Exercise description
From the records below, pull each line that has "structured".

Source data
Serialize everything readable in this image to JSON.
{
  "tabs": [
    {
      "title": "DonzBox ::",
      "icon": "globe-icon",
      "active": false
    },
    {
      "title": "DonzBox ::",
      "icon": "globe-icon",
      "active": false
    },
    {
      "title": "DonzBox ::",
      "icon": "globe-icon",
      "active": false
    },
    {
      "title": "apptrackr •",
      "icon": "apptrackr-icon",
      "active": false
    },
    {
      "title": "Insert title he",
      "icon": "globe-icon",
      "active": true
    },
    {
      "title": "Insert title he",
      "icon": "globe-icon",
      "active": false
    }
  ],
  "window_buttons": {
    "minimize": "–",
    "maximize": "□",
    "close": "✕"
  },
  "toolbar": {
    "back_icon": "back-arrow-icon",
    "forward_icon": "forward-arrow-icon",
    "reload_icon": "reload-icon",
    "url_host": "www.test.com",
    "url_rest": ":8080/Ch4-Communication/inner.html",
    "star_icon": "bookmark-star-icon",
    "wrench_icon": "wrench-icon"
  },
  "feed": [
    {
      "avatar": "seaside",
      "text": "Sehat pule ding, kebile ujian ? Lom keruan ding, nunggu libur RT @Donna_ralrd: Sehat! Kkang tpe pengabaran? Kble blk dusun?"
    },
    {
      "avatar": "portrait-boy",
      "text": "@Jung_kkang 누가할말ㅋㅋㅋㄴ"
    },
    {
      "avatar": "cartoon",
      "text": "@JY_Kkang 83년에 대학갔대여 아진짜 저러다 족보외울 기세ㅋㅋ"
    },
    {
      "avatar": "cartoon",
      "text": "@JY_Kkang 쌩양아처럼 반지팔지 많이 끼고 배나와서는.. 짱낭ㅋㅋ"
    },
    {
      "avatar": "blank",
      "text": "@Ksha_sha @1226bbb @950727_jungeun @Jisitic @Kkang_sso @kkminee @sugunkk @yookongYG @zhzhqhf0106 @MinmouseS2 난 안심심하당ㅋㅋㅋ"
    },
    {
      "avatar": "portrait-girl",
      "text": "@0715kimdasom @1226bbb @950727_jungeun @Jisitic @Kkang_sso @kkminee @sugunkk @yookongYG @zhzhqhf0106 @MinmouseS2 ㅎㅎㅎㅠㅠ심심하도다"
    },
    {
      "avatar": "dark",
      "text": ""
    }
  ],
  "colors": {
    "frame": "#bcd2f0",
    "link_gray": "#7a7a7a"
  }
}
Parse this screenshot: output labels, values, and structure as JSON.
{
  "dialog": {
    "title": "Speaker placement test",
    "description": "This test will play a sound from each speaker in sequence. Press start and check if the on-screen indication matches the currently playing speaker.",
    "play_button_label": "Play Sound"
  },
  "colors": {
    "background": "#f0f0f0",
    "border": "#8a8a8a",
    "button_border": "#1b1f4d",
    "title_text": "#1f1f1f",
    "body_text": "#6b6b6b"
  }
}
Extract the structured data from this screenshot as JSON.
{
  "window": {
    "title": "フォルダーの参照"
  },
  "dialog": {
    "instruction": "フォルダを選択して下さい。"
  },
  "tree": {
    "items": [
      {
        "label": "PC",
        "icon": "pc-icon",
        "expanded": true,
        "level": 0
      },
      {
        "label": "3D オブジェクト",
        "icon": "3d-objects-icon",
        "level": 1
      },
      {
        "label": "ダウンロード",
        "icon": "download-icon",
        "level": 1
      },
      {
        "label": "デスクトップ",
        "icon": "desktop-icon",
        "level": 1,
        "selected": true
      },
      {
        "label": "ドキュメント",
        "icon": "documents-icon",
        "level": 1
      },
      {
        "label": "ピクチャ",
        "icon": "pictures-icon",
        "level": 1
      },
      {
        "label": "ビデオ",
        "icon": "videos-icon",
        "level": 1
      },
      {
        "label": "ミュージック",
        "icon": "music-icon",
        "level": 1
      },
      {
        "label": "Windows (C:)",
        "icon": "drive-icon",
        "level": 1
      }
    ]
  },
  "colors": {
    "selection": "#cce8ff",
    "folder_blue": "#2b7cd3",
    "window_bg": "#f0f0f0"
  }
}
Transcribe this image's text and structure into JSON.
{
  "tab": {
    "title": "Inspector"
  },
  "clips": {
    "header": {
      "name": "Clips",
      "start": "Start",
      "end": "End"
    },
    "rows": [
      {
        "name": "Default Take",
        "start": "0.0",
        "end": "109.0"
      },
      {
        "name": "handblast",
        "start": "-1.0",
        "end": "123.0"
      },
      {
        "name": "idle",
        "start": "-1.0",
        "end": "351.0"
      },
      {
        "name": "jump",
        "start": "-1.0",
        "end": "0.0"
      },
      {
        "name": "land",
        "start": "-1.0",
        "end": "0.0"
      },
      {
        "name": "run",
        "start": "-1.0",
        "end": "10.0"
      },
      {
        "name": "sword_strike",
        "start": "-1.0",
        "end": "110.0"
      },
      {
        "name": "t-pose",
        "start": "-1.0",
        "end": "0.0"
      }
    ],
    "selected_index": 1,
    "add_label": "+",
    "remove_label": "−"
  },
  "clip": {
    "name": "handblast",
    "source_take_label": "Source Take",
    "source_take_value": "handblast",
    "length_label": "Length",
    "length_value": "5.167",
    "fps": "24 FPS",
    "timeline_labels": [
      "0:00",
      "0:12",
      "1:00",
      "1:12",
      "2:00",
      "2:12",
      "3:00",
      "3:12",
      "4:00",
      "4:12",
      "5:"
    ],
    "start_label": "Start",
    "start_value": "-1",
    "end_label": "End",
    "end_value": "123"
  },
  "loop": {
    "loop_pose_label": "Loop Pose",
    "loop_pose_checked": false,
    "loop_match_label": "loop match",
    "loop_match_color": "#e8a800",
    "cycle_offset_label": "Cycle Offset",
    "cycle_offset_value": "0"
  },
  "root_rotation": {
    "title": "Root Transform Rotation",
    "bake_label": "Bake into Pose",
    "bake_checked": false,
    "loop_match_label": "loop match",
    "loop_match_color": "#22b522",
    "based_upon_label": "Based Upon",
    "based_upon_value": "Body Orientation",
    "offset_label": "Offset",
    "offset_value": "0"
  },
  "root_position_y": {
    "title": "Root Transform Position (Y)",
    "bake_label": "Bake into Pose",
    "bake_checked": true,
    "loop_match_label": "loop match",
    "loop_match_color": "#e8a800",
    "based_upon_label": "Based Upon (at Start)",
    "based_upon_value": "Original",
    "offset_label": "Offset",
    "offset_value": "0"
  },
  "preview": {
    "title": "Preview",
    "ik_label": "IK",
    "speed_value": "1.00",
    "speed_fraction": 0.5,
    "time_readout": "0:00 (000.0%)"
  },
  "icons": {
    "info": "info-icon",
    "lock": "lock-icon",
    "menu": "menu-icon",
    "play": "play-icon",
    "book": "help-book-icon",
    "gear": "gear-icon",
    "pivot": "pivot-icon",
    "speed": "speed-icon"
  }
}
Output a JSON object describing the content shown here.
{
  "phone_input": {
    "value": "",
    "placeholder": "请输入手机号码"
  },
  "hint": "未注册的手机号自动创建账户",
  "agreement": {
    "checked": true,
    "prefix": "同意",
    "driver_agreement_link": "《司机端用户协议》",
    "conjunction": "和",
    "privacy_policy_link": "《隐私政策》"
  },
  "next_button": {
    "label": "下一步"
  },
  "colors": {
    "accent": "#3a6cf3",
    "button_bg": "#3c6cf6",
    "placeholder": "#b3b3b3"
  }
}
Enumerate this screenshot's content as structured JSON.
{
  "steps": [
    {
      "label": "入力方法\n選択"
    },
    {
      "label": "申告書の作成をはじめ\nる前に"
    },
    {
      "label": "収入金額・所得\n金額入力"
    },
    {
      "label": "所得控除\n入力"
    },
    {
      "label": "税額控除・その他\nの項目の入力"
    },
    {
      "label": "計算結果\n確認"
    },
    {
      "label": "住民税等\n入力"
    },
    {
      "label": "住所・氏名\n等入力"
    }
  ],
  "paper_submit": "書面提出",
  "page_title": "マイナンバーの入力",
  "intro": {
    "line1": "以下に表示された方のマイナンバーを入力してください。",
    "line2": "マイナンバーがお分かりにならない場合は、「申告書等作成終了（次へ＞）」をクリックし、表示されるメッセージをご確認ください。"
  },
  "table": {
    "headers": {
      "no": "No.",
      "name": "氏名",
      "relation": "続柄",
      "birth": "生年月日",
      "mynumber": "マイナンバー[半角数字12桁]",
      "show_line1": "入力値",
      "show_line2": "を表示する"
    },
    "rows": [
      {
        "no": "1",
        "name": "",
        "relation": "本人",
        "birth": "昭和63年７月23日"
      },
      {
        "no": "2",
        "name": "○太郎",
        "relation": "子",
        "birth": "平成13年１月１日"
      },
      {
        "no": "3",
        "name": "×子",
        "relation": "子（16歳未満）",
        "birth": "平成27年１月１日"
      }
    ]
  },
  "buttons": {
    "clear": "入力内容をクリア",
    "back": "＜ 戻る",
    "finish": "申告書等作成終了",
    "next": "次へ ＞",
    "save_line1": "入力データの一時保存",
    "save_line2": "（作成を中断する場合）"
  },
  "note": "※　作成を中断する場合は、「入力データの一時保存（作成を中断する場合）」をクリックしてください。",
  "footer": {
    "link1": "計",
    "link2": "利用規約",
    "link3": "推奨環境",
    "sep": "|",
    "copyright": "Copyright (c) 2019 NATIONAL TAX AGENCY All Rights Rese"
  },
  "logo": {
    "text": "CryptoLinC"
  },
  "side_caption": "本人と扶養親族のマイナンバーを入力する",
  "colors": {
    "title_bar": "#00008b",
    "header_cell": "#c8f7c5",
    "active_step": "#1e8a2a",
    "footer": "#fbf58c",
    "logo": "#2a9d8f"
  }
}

Output for this exercise
Extract the structured data from this screenshot as JSON.
Enumerate this screenshot's content as structured JSON.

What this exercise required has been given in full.